= Dataset entries =
__________________________________________________

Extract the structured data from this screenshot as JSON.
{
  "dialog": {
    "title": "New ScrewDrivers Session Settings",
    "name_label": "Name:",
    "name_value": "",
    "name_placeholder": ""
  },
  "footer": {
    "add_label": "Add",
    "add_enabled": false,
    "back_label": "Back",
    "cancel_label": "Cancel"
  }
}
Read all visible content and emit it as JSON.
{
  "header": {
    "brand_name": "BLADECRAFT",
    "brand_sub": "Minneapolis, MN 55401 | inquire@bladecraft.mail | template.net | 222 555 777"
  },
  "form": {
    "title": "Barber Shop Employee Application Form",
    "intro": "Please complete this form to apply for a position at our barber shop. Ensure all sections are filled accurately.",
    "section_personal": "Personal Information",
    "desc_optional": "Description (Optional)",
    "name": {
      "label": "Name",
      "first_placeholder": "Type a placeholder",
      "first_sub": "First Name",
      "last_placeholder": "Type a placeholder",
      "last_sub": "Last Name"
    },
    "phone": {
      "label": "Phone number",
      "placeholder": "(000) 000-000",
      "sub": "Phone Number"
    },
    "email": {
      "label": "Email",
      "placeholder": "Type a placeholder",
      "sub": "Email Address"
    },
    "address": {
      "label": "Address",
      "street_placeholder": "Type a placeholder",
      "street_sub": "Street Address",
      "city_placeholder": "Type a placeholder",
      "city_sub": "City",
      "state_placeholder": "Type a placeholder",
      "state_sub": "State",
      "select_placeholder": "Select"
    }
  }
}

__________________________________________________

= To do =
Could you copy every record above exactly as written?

= Response for this exercise =
Extract the structured data from this screenshot as JSON.
{
  "dialog": {
    "title": "New ScrewDrivers Session Settings",
    "name_label": "Name:",
    "name_value": "",
    "name_placeholder": ""
  },
  "footer": {
    "add_label": "Add",
    "add_enabled": false,
    "back_label": "Back",
    "cancel_label": "Cancel"
  }
}
Read all visible content and emit it as JSON.
{
  "header": {
    "brand_name": "BLADECRAFT",
    "brand_sub": "Minneapolis, MN 55401 | inquire@bladecraft.mail | template.net | 222 555 777"
  },
  "form": {
    "title": "Barber Shop Employee Application Form",
    "intro": "Please complete this form to apply for a position at our barber shop. Ensure all sections are filled accurately.",
    "section_personal": "Personal Information",
    "desc_optional": "Description (Optional)",
    "name": {
      "label": "Name",
      "first_placeholder": "Type a placeholder",
      "first_sub": "First Name",
      "last_placeholder": "Type a placeholder",
      "last_sub": "Last Name"
    },
    "phone": {
      "label": "Phone number",
      "placeholder": "(000) 000-000",
      "sub": "Phone Number"
    },
    "email": {
      "label": "Email",
      "placeholder": "Type a placeholder",
      "sub": "Email Address"
    },
    "address": {
      "label": "Address",
      "street_placeholder": "Type a placeholder",
      "street_sub": "Street Address",
      "city_placeholder": "Type a placeholder",
      "city_sub": "City",
      "state_placeholder": "Type a placeholder",
      "state_sub": "State",
      "select_placeholder": "Select"
    }
  }
}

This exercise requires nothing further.